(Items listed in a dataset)
*** Block opens ***

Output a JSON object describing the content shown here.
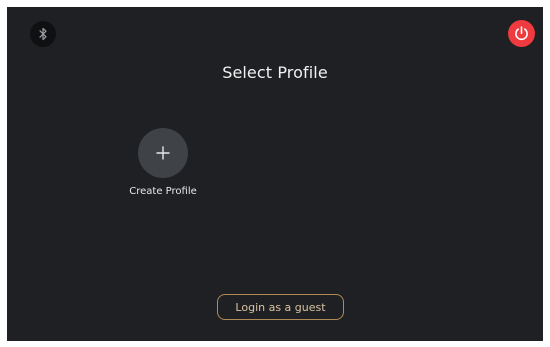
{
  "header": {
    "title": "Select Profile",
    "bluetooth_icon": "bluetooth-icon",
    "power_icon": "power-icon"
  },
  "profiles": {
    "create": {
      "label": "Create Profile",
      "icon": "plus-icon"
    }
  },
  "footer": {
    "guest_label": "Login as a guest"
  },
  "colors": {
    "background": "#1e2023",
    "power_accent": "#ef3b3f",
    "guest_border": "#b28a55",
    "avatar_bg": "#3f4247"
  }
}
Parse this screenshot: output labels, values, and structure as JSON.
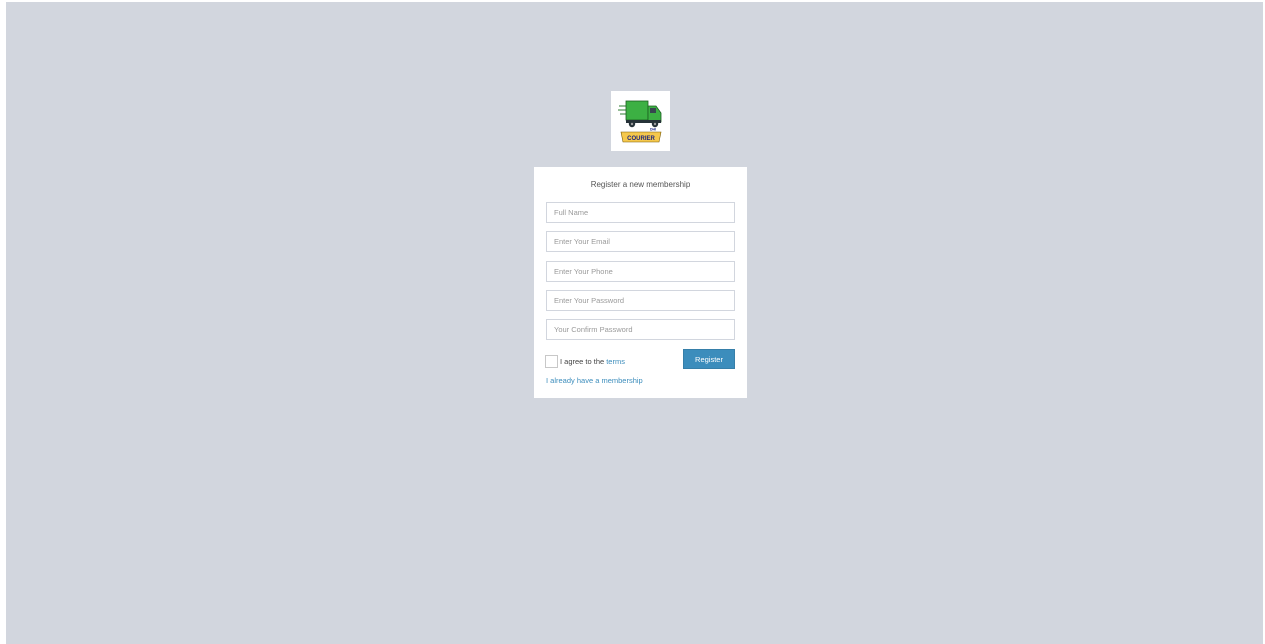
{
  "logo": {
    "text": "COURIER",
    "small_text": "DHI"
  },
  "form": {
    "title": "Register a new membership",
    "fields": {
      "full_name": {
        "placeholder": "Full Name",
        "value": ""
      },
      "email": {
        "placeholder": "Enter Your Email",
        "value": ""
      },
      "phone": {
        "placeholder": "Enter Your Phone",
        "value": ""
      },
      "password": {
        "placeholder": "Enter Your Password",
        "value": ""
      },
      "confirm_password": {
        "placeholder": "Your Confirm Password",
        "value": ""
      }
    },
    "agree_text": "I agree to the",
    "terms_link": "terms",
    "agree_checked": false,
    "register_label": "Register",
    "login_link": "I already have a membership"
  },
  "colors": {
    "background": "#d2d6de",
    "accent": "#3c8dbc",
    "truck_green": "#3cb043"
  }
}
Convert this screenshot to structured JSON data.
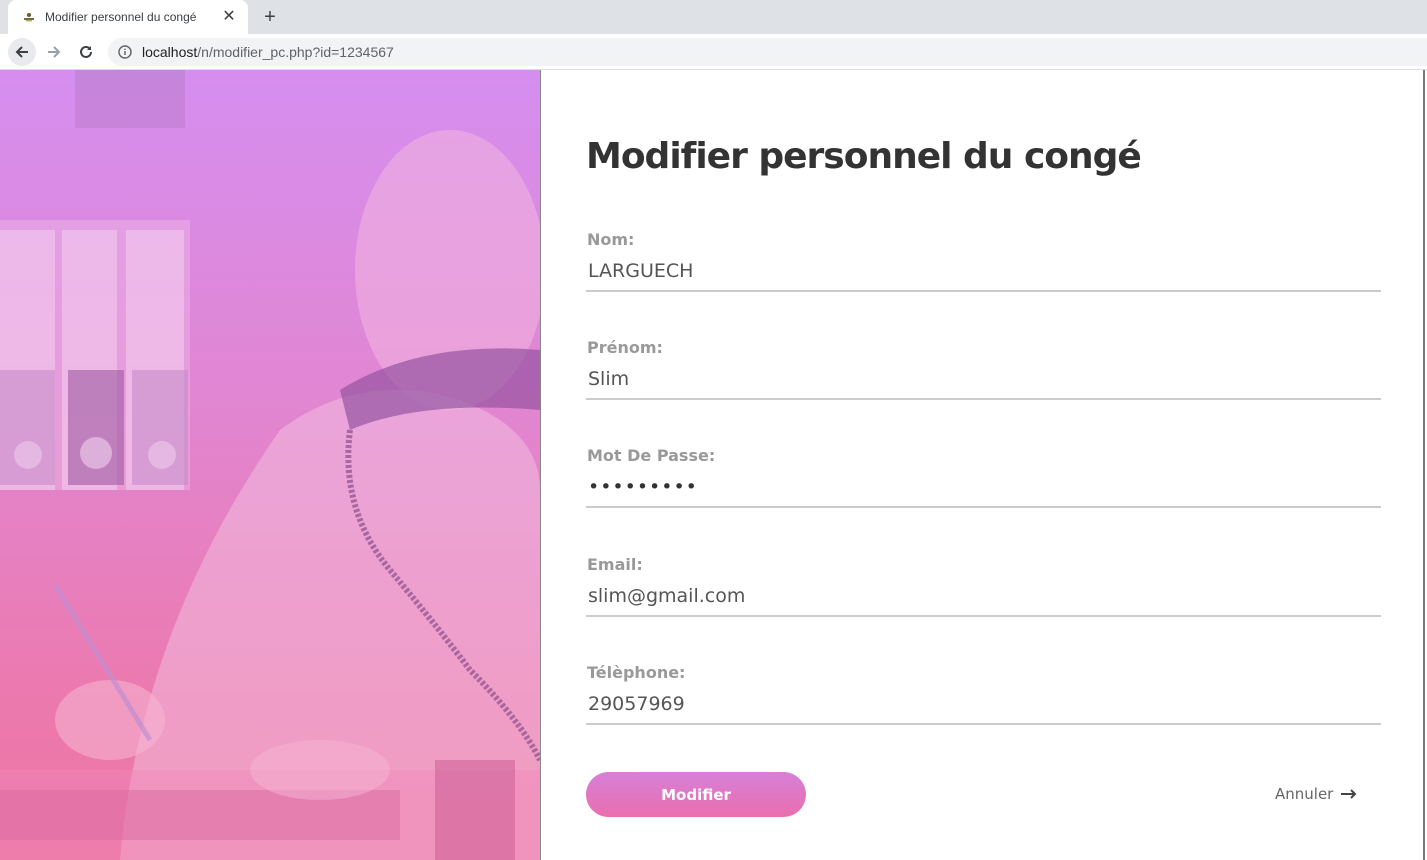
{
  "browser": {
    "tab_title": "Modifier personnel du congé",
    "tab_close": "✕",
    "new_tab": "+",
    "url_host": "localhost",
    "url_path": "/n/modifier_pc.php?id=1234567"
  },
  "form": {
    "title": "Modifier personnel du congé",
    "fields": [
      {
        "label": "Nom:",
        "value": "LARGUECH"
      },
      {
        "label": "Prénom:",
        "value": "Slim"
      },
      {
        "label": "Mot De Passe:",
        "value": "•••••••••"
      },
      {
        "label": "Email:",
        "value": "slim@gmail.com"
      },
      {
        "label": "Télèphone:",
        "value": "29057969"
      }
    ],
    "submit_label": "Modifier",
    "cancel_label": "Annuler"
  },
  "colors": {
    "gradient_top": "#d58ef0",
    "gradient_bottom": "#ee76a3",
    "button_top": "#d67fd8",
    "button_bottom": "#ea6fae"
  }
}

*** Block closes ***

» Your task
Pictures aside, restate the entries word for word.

» Solved problem
Output a JSON object describing the content shown here.
{
  "header": {
    "title": "Select Profile",
    "bluetooth_icon": "bluetooth-icon",
    "power_icon": "power-icon"
  },
  "profiles": {
    "create": {
      "label": "Create Profile",
      "icon": "plus-icon"
    }
  },
  "footer": {
    "guest_label": "Login as a guest"
  },
  "colors": {
    "background": "#1e2023",
    "power_accent": "#ef3b3f",
    "guest_border": "#b28a55",
    "avatar_bg": "#3f4247"
  }
}
Parse this screenshot: output labels, values, and structure as JSON.
{
  "logo": {
    "text": "COURIER",
    "small_text": "DHI"
  },
  "form": {
    "title": "Register a new membership",
    "fields": {
      "full_name": {
        "placeholder": "Full Name",
        "value": ""
      },
      "email": {
        "placeholder": "Enter Your Email",
        "value": ""
      },
      "phone": {
        "placeholder": "Enter Your Phone",
        "value": ""
      },
      "password": {
        "placeholder": "Enter Your Password",
        "value": ""
      },
      "confirm_password": {
        "placeholder": "Your Confirm Password",
        "value": ""
      }
    },
    "agree_text": "I agree to the",
    "terms_link": "terms",
    "agree_checked": false,
    "register_label": "Register",
    "login_link": "I already have a membership"
  },
  "colors": {
    "background": "#d2d6de",
    "accent": "#3c8dbc",
    "truck_green": "#3cb043"
  }
}
Convert this screenshot to structured JSON data.
{
  "browser": {
    "tab_title": "Modifier personnel du congé",
    "tab_close": "✕",
    "new_tab": "+",
    "url_host": "localhost",
    "url_path": "/n/modifier_pc.php?id=1234567"
  },
  "form": {
    "title": "Modifier personnel du congé",
    "fields": [
      {
        "label": "Nom:",
        "value": "LARGUECH"
      },
      {
        "label": "Prénom:",
        "value": "Slim"
      },
      {
        "label": "Mot De Passe:",
        "value": "•••••••••"
      },
      {
        "label": "Email:",
        "value": "slim@gmail.com"
      },
      {
        "label": "Télèphone:",
        "value": "29057969"
      }
    ],
    "submit_label": "Modifier",
    "cancel_label": "Annuler"
  },
  "colors": {
    "gradient_top": "#d58ef0",
    "gradient_bottom": "#ee76a3",
    "button_top": "#d67fd8",
    "button_bottom": "#ea6fae"
  }
}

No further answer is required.